Bakish was hosting one of his “Bob Live” discussions with Chief Technology Officer Phil Wiser and Chief People Officer Nancy Phillips when he began musing that the move back into a combination of remote work and a return to offices was “the greatest social experiment” of recent history. Bakish also was discussing the past two years of working during the COVID-19 pandemic, one that has seen many employees transition to working from their homes. The theme of his comments, according to one knowledgable individual, was that the public health crisis has made it necessary for companies and their employees to become more adaptable.

However, some staffers believed that the ViacomCBS chief meant that the pandemic and not the shifts in workplace culture sparked by the crisis was the “social experiment” in question. That prompted a series of negative comments on ViacomCBS’s internal chat feature, which allows staffers to post questions and responses to speakers in real time. Bakish’s comments came roughly 40 minutes into an hour-long talk, according to three people with knowledge of his remarks.

As part of the presentation, Bakish and other ViacomCBS executives yielded the stage to a taped bit in which “Late Show” host Stephen Colbert saluted essential workers. When he returned, Bakish quickly apologized to for using the phrase “social experiment” in the context of Covid.

“I didn’t mean to offend anyone who has lost loved ones or lost friends…what I meant was it’s a phenomenon that’s impacted everyone around the globe,” Bakish said. He went to apologize to “anyone offended by that characterization.”

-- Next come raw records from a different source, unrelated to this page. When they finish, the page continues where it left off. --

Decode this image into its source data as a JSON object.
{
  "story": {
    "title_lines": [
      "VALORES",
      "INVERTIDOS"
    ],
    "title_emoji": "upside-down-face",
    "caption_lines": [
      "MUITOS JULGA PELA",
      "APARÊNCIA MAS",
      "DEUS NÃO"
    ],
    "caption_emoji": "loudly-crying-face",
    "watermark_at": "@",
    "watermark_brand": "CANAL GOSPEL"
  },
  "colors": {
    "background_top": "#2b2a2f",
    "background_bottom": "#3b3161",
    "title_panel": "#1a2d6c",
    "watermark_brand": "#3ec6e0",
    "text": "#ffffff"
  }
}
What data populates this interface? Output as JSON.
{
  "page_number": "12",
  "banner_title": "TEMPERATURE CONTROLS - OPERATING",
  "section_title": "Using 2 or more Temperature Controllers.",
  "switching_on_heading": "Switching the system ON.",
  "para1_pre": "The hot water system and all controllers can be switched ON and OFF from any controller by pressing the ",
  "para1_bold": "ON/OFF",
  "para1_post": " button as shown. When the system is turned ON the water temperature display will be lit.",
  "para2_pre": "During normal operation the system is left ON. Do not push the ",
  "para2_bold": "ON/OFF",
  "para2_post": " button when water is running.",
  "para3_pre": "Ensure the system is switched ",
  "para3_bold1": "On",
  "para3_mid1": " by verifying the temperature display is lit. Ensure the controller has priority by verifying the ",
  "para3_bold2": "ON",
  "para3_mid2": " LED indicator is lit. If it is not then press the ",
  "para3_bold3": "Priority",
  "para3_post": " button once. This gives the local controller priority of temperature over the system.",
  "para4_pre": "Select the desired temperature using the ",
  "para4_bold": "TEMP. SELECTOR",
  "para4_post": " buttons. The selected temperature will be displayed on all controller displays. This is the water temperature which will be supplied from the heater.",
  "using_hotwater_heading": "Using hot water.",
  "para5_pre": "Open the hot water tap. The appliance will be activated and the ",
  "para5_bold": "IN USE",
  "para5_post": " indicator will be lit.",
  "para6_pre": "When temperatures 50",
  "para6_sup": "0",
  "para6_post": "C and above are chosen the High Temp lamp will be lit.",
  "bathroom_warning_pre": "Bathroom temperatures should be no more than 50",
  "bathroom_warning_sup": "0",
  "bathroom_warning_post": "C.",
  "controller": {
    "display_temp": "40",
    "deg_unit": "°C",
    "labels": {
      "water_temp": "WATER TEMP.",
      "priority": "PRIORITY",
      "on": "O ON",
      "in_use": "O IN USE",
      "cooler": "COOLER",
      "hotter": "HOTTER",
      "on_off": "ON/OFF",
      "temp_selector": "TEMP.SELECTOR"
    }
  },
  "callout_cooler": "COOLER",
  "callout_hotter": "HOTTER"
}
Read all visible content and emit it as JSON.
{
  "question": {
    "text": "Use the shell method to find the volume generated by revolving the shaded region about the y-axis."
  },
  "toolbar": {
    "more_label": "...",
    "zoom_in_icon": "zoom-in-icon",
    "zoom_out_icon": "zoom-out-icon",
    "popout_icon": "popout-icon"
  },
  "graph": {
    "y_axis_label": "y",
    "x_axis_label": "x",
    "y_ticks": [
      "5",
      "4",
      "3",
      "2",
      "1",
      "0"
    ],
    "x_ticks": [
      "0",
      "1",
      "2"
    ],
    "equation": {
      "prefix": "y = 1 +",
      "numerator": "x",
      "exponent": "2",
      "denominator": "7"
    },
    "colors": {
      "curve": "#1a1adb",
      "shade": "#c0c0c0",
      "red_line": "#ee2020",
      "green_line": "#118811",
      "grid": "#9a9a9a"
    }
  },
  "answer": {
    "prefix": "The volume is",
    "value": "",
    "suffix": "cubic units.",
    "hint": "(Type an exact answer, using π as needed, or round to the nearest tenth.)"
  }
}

ViacomCBS has set Jan. 10 as the date it wants staffers to return to the office for 50% of the time. However, given the recent surge in cases of COVID in states like New York where the company is headquartered, some employees felt that Bakish’s comments didn’t reflect the worsening situation. Bakish’s “Bob Live” discussions usually take place every four to six weeks.